I’m fortunate that I can make a living doing the things that feed my soul. As a Professional Scrum Trainer, I can engage my desire to think, create, and teach on a regular basis. That’s why I’ve changed the tag line on this blog. I plan to focus more of my writing here on those areas.
I had insomnia last night. It wasn’t the kind of insomnia where I’m alert, so I might as well do something. I don’t mind insomnia on those nights. It’s a little extra time to read or write. Often, I don’t even drag the day after those kinds of insomniac nights.
No, last night was the kind of insomnia where I can’t sleep but every cell in my body is weary. Forget getting up to read or write; I couldn’t focus enough to enjoy watching a TV show—not even one I’d seen before. I dragged all day. Coworkers on videoconferences noticed my energy was low. I had to assure them that I wasn’t depressed, but weary.
This is a long way of saying that I don’t have to brainpower to engage with a journal prompt tonight. Two of the three cards I drew from my deck of prompts don’t apply to me. Both are in the genre of wishing you were someone else. The third, though, is juicy. I want to dig into it, but I can’t focus. Tonight, I’m cheating. I’ll save that card for another evening.
Today’s journal prompt: If all jobs paid the same, what would you choose to do?
Setting aside the question of what the economics of that would look like (that’s difficult because my wife and I have been watching the Paul Krugman Masterclass and so economics is very much on my mind), how I answer that question is what we mean by “job.”
What springs to mind when I see that word is “work for hire.” To “have a job” means to work for someone at a wage or salary. And if that’s the meaning behind this question, then I suppose I’d do more or less what I do now. I enjoy being a trainer and I enjoy coaching product development teams. It’s rewarding apart from the salary.
Another sense of the word “job” is a piece of work, a task. A brake job, for example. If all pieces of work paid the same, what would I do? I’d write fiction, almost exclusively. (Granted that, as a dude, I like to explain things, so I’d probably write advice, how-to, or opinion articles as well.) I like to tell stories even more than I enjoy my day job.
I miss letters.
During my first year at college, going to the mailbox was often the best part of my day. Mail arrive twice each weekday at ten and three. People swarmed the campus post office like addicted gamblers fighting to place last-minute bets at the track. I knew it was foolish to join them. Why not wait fifteen minutes until the crowd evaporated? I plunged in anyway. I had to see what awaited.
In my first quarter, the girlfriend I’d left behind wrote to me almost daily. Even after we broke up, though, I could count on something being there more often than not.
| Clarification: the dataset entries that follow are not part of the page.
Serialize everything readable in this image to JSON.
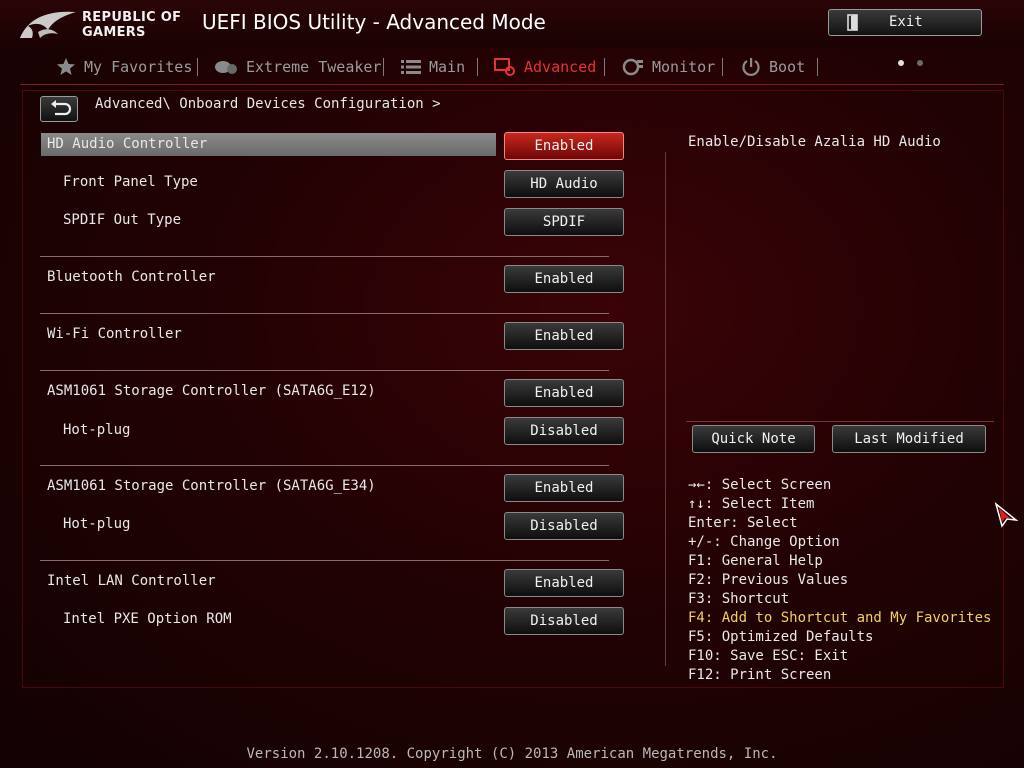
{
  "header": {
    "logo_line1": "REPUBLIC OF",
    "logo_line2": "GAMERS",
    "title": "UEFI BIOS Utility - Advanced Mode",
    "exit_label": "Exit"
  },
  "nav": {
    "tabs": [
      {
        "label": "My Favorites",
        "icon": "star-icon",
        "active": false
      },
      {
        "label": "Extreme Tweaker",
        "icon": "tweaker-icon",
        "active": false
      },
      {
        "label": "Main",
        "icon": "list-icon",
        "active": false
      },
      {
        "label": "Advanced",
        "icon": "advanced-icon",
        "active": true
      },
      {
        "label": "Monitor",
        "icon": "monitor-gauge-icon",
        "active": false
      },
      {
        "label": "Boot",
        "icon": "power-icon",
        "active": false
      }
    ],
    "active_color": "#e0362f"
  },
  "breadcrumb": "Advanced\\ Onboard Devices Configuration >",
  "settings": [
    {
      "label": "HD Audio Controller",
      "value": "Enabled",
      "selected": true
    },
    {
      "label": "Front Panel Type",
      "value": "HD Audio"
    },
    {
      "label": "SPDIF Out Type",
      "value": "SPDIF"
    },
    {
      "label": "Bluetooth Controller",
      "value": "Enabled"
    },
    {
      "label": "Wi-Fi Controller",
      "value": "Enabled"
    },
    {
      "label": "ASM1061 Storage Controller (SATA6G_E12)",
      "value": "Enabled"
    },
    {
      "label": "Hot-plug",
      "value": "Disabled"
    },
    {
      "label": "ASM1061 Storage Controller (SATA6G_E34)",
      "value": "Enabled"
    },
    {
      "label": "Hot-plug",
      "value": "Disabled"
    },
    {
      "label": "Intel LAN Controller",
      "value": "Enabled"
    },
    {
      "label": "Intel PXE Option ROM",
      "value": "Disabled"
    }
  ],
  "help": {
    "description": "Enable/Disable Azalia HD Audio",
    "quick_note_label": "Quick Note",
    "last_modified_label": "Last Modified",
    "keys": [
      "→←: Select Screen",
      "↑↓: Select Item",
      "Enter: Select",
      "+/-: Change Option",
      "F1: General Help",
      "F2: Previous Values",
      "F3: Shortcut",
      "F4: Add to Shortcut and My Favorites",
      "F5: Optimized Defaults",
      "F10: Save  ESC: Exit",
      "F12: Print Screen"
    ],
    "highlight_color": "#f0d060"
  },
  "footer": "Version 2.10.1208. Copyright (C) 2013 American Megatrends, Inc.",
  "colors": {
    "background": "#220204",
    "selected_button": "#c8281e",
    "row_highlight": "#7a7a7a"
  }
}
A letter from my parents (if I was lucky, with a check). A packet from my sister containing a week’s worth of “Calvin and Hobbes” strips cut from the Orlando Sentinel. (The local paper didn’t carry it.) Postcards and letters from friends at other schools.
Letters were treasure.
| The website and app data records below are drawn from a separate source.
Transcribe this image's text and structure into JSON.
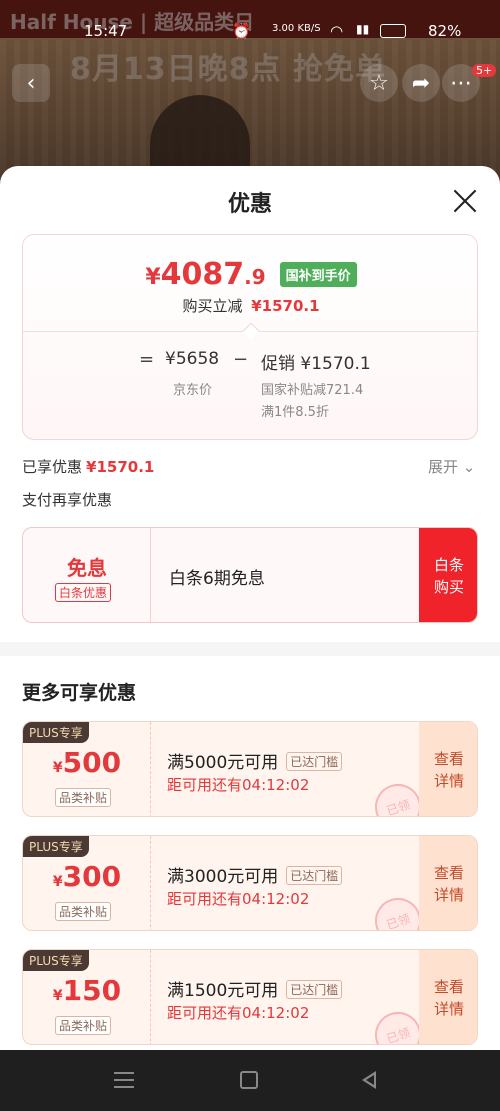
{
  "background": {
    "banner_text": "Half House | 超级品类日",
    "promo_text": "8月13日晚8点 抢免单"
  },
  "status_bar": {
    "time": "15:47",
    "net_speed": "3.00 KB/S",
    "battery": "82%"
  },
  "top_nav": {
    "badge": "5+"
  },
  "sheet": {
    "title": "优惠",
    "price": {
      "currency": "¥",
      "integer": "4087",
      "decimal": ".9",
      "tag": "国补到手价"
    },
    "reduce": {
      "label": "购买立减",
      "value": "¥1570.1"
    },
    "formula": {
      "equals": "=",
      "jd_price": "¥5658",
      "jd_label": "京东价",
      "minus": "−",
      "promo": "促销 ¥1570.1",
      "promo_detail_1": "国家补贴减721.4",
      "promo_detail_2": "满1件8.5折"
    },
    "enjoyed": {
      "label": "已享优惠",
      "value": "¥1570.1"
    },
    "expand_label": "展开 ⌄",
    "pay_title": "支付再享优惠",
    "baitiao": {
      "big": "免息",
      "small": "白条优惠",
      "desc": "白条6期免息",
      "buy_line1": "白条",
      "buy_line2": "购买"
    },
    "more_title": "更多可享优惠",
    "coupons": [
      {
        "plus": "PLUS专享",
        "cur": "¥",
        "amount": "500",
        "sub": "品类补贴",
        "cond": "满5000元可用",
        "badge": "已达门槛",
        "countdown": "距可用还有04:12:02",
        "stamp": "已领",
        "detail1": "查看",
        "detail2": "详情"
      },
      {
        "plus": "PLUS专享",
        "cur": "¥",
        "amount": "300",
        "sub": "品类补贴",
        "cond": "满3000元可用",
        "badge": "已达门槛",
        "countdown": "距可用还有04:12:02",
        "stamp": "已领",
        "detail1": "查看",
        "detail2": "详情"
      },
      {
        "plus": "PLUS专享",
        "cur": "¥",
        "amount": "150",
        "sub": "品类补贴",
        "cond": "满1500元可用",
        "badge": "已达门槛",
        "countdown": "距可用还有04:12:02",
        "stamp": "已领",
        "detail1": "查看",
        "detail2": "详情"
      }
    ]
  },
  "colors": {
    "accent_red": "#e4393c",
    "tag_green": "#4fae5a",
    "buy_red": "#f0222a"
  }
}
After I transferred schools, I kept up steady correspondences with the friends I’d made in my freshman year. It kept me connected to a world I missed with all the longing of an unwilling expatriate. I wrote letters in big batches every Sunday night. I looked forward to the responses throughout the week.
It didn’t last, of course. Someone would forget to write back. Or I would. The flow of letters slowed to a trickle. By the time I got my first email account, I was only getting regular letters from one person. Then she got an email account, too, and we shifted our correspondence online. It didn’t last much longer after that. Email lacked the warmth, personality, and permanence of letters. I still have many of her letters. I don’t have any of the emails.
If you miss letters, too, write to me at the address below. I promise that I’ll write back.
PO Box 11052
Saint Petersburg, FL 33733